§ **WORK TO COMPLETE**:
All the data should come back exactly as it was given.

= = = =

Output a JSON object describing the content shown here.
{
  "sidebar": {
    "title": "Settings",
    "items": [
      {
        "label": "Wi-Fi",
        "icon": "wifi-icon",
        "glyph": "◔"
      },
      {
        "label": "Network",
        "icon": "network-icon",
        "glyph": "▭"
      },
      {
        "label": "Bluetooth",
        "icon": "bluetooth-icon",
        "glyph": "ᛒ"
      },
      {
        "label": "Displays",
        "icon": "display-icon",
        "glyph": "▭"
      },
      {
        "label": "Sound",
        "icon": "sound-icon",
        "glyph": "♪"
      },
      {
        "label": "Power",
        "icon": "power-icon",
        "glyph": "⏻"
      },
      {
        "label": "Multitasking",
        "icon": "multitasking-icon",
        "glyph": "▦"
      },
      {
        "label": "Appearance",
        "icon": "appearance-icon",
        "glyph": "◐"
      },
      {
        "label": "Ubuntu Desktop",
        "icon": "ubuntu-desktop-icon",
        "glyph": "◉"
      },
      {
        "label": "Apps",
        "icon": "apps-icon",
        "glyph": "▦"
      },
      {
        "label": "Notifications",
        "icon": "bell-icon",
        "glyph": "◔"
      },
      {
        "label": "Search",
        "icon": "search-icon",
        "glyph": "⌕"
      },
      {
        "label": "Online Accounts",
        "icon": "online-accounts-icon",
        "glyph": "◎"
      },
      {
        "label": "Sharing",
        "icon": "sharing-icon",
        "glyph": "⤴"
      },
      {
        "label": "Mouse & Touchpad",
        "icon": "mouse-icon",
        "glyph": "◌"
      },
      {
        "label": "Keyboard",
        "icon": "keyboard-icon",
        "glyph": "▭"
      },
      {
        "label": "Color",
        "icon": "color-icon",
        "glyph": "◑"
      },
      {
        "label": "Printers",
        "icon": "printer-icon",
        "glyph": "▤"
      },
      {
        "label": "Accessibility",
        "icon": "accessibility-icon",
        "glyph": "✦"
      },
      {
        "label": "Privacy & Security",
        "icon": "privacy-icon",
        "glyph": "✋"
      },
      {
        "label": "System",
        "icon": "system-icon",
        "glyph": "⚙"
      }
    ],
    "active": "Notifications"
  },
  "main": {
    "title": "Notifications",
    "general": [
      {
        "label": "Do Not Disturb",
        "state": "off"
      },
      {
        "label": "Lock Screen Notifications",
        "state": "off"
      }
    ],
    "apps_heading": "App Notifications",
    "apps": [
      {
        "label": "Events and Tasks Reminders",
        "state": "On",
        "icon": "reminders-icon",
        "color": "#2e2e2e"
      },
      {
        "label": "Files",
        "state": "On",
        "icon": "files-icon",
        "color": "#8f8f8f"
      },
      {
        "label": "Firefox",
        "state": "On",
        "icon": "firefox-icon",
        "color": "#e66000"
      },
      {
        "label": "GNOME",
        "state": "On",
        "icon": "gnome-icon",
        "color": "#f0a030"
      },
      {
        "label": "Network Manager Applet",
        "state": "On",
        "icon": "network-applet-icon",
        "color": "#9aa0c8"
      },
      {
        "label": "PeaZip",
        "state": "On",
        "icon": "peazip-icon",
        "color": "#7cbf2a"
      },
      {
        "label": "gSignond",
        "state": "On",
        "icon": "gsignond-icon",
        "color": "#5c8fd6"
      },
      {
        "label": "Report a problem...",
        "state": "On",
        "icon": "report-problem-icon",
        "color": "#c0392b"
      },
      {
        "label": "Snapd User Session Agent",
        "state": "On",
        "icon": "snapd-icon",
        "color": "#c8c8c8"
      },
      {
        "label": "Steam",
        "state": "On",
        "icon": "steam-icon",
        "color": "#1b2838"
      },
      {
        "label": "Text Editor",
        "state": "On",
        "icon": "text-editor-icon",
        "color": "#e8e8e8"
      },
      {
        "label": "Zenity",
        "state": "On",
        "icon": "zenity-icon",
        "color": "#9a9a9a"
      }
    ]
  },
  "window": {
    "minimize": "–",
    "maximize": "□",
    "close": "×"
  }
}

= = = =

§ **TASK SOLUTION**:
Output a JSON object describing the content shown here.
{
  "sidebar": {
    "title": "Settings",
    "items": [
      {
        "label": "Wi-Fi",
        "icon": "wifi-icon",
        "glyph": "◔"
      },
      {
        "label": "Network",
        "icon": "network-icon",
        "glyph": "▭"
      },
      {
        "label": "Bluetooth",
        "icon": "bluetooth-icon",
        "glyph": "ᛒ"
      },
      {
        "label": "Displays",
        "icon": "display-icon",
        "glyph": "▭"
      },
      {
        "label": "Sound",
        "icon": "sound-icon",
        "glyph": "♪"
      },
      {
        "label": "Power",
        "icon": "power-icon",
        "glyph": "⏻"
      },
      {
        "label": "Multitasking",
        "icon": "multitasking-icon",
        "glyph": "▦"
      },
      {
        "label": "Appearance",
        "icon": "appearance-icon",
        "glyph": "◐"
      },
      {
        "label": "Ubuntu Desktop",
        "icon": "ubuntu-desktop-icon",
        "glyph": "◉"
      },
      {
        "label": "Apps",
        "icon": "apps-icon",
        "glyph": "▦"
      },
      {
        "label": "Notifications",
        "icon": "bell-icon",
        "glyph": "◔"
      },
      {
        "label": "Search",
        "icon": "search-icon",
        "glyph": "⌕"
      },
      {
        "label": "Online Accounts",
        "icon": "online-accounts-icon",
        "glyph": "◎"
      },
      {
        "label": "Sharing",
        "icon": "sharing-icon",
        "glyph": "⤴"
      },
      {
        "label": "Mouse & Touchpad",
        "icon": "mouse-icon",
        "glyph": "◌"
      },
      {
        "label": "Keyboard",
        "icon": "keyboard-icon",
        "glyph": "▭"
      },
      {
        "label": "Color",
        "icon": "color-icon",
        "glyph": "◑"
      },
      {
        "label": "Printers",
        "icon": "printer-icon",
        "glyph": "▤"
      },
      {
        "label": "Accessibility",
        "icon": "accessibility-icon",
        "glyph": "✦"
      },
      {
        "label": "Privacy & Security",
        "icon": "privacy-icon",
        "glyph": "✋"
      },
      {
        "label": "System",
        "icon": "system-icon",
        "glyph": "⚙"
      }
    ],
    "active": "Notifications"
  },
  "main": {
    "title": "Notifications",
    "general": [
      {
        "label": "Do Not Disturb",
        "state": "off"
      },
      {
        "label": "Lock Screen Notifications",
        "state": "off"
      }
    ],
    "apps_heading": "App Notifications",
    "apps": [
      {
        "label": "Events and Tasks Reminders",
        "state": "On",
        "icon": "reminders-icon",
        "color": "#2e2e2e"
      },
      {
        "label": "Files",
        "state": "On",
        "icon": "files-icon",
        "color": "#8f8f8f"
      },
      {
        "label": "Firefox",
        "state": "On",
        "icon": "firefox-icon",
        "color": "#e66000"
      },
      {
        "label": "GNOME",
        "state": "On",
        "icon": "gnome-icon",
        "color": "#f0a030"
      },
      {
        "label": "Network Manager Applet",
        "state": "On",
        "icon": "network-applet-icon",
        "color": "#9aa0c8"
      },
      {
        "label": "PeaZip",
        "state": "On",
        "icon": "peazip-icon",
        "color": "#7cbf2a"
      },
      {
        "label": "gSignond",
        "state": "On",
        "icon": "gsignond-icon",
        "color": "#5c8fd6"
      },
      {
        "label": "Report a problem...",
        "state": "On",
        "icon": "report-problem-icon",
        "color": "#c0392b"
      },
      {
        "label": "Snapd User Session Agent",
        "state": "On",
        "icon": "snapd-icon",
        "color": "#c8c8c8"
      },
      {
        "label": "Steam",
        "state": "On",
        "icon": "steam-icon",
        "color": "#1b2838"
      },
      {
        "label": "Text Editor",
        "state": "On",
        "icon": "text-editor-icon",
        "color": "#e8e8e8"
      },
      {
        "label": "Zenity",
        "state": "On",
        "icon": "zenity-icon",
        "color": "#9a9a9a"
      }
    ]
  },
  "window": {
    "minimize": "–",
    "maximize": "□",
    "close": "×"
  }
}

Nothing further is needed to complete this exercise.